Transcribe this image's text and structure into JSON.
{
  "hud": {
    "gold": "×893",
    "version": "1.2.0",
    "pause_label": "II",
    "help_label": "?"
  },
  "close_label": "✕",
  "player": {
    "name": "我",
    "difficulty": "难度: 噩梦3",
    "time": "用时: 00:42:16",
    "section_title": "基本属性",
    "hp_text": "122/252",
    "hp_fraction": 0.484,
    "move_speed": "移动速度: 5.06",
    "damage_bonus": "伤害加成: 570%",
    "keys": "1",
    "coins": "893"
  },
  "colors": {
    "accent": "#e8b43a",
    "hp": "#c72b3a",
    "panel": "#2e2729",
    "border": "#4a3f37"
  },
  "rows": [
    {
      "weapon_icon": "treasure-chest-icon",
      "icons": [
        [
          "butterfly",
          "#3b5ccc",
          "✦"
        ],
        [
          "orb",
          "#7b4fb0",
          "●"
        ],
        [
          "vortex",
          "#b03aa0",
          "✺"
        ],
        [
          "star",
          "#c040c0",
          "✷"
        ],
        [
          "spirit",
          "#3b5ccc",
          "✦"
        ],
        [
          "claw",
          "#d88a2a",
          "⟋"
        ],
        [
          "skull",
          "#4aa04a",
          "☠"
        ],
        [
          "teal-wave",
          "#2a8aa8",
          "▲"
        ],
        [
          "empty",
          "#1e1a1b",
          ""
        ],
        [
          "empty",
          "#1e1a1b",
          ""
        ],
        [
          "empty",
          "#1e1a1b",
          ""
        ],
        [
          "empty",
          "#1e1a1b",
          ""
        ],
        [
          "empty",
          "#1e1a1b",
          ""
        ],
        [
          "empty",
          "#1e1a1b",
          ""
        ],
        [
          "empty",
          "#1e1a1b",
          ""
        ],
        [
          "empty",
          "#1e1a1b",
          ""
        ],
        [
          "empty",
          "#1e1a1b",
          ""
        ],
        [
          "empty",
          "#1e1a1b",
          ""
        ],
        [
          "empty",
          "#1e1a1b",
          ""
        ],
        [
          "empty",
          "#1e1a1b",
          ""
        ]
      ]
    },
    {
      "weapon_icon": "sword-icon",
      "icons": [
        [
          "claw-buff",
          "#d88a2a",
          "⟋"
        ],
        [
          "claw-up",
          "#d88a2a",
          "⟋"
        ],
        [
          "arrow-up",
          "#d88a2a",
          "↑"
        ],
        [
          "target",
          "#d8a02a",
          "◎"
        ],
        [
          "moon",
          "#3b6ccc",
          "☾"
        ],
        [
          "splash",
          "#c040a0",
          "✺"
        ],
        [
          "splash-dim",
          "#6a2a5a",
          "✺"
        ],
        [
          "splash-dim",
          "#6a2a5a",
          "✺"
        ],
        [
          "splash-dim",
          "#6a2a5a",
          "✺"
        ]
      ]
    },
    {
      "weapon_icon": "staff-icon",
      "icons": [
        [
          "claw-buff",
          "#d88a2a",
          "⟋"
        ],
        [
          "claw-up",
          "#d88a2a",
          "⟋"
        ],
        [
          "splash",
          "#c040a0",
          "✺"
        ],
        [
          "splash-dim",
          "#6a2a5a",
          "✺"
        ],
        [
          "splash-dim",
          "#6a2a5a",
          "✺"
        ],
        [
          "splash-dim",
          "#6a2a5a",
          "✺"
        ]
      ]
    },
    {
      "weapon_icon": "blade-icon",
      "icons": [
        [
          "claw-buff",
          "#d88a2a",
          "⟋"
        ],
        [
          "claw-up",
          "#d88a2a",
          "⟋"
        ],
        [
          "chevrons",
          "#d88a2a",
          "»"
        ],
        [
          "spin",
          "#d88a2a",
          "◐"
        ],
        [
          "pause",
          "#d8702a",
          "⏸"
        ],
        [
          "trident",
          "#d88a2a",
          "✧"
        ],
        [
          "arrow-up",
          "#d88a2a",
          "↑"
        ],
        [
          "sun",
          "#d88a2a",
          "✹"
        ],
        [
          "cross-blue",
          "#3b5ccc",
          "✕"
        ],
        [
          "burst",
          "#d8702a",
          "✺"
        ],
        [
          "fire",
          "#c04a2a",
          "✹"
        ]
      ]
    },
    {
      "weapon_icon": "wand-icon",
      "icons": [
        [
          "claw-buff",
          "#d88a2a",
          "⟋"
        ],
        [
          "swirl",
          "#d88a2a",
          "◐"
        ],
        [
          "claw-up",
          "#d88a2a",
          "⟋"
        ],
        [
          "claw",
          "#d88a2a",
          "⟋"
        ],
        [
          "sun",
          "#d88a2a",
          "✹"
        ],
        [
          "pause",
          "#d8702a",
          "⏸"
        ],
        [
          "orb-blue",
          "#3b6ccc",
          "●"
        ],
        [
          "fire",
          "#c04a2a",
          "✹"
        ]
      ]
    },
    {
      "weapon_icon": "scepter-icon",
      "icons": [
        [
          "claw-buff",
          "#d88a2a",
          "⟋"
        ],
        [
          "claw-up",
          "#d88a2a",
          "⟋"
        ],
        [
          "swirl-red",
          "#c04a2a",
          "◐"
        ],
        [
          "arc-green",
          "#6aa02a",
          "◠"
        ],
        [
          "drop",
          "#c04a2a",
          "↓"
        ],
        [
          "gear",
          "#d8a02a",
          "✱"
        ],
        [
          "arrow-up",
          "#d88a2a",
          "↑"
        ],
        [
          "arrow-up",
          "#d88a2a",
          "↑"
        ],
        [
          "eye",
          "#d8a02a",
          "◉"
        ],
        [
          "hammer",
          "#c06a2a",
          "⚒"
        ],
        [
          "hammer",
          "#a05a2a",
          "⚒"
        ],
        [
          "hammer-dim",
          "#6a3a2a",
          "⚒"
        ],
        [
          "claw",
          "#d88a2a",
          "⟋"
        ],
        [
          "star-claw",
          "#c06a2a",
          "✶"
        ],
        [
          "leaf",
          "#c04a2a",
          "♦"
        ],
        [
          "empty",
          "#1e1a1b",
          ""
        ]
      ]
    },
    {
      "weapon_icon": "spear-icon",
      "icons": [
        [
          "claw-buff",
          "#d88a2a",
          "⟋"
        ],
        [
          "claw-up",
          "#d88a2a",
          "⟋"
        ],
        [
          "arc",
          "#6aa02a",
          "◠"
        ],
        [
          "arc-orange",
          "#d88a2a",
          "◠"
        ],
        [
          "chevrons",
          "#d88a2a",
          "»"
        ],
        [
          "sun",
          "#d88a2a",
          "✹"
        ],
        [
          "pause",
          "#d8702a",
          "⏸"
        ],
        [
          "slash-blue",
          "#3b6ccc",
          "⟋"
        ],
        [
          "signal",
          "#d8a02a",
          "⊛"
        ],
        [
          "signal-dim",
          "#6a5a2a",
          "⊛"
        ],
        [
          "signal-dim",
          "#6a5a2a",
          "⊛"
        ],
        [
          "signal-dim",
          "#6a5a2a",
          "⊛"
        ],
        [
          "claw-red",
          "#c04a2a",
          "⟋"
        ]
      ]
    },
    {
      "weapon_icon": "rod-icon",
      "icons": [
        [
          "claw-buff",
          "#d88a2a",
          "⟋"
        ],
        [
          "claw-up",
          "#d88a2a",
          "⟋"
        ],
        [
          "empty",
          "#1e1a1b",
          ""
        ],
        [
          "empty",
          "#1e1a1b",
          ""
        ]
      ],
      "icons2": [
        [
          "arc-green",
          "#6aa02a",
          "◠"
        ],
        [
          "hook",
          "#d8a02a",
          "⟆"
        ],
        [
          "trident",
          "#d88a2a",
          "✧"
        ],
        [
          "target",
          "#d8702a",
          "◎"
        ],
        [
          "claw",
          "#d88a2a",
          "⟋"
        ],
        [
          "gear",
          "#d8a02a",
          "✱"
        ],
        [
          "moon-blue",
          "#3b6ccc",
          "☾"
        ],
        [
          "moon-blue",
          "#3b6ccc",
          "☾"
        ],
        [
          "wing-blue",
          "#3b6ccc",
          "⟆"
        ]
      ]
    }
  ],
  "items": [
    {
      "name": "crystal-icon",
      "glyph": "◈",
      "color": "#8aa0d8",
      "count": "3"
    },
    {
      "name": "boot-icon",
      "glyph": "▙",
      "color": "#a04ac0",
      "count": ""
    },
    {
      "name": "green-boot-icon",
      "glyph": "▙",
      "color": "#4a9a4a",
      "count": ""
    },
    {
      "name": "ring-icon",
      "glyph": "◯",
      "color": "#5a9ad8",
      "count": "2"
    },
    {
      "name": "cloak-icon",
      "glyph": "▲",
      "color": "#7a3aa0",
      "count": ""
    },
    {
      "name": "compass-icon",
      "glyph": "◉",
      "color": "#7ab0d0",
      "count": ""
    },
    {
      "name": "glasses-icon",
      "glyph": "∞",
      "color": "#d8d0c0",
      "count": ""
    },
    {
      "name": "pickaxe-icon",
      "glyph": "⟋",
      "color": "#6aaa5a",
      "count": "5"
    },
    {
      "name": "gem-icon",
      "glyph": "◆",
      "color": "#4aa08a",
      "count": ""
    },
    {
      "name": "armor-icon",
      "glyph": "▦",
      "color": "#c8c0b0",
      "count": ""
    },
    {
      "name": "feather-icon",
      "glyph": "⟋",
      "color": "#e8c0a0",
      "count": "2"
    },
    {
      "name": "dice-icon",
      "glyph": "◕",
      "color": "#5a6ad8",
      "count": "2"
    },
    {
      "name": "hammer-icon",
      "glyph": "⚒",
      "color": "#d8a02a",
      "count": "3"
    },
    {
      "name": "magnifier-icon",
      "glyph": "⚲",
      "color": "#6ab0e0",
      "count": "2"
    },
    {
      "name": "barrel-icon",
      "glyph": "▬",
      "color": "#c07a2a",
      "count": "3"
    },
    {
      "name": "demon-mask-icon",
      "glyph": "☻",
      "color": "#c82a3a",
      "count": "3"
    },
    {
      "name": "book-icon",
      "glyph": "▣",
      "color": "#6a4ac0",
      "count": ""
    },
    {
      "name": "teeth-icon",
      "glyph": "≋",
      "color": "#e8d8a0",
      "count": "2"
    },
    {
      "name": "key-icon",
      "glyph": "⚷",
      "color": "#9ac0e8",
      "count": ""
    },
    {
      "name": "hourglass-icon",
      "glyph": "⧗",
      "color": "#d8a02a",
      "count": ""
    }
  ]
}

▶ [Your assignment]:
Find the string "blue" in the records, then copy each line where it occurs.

▶ [Response box]:
          "cross-blue",
          "orb-blue",
          "slash-blue",
          "moon-blue",
          "moon-blue",
          "wing-blue",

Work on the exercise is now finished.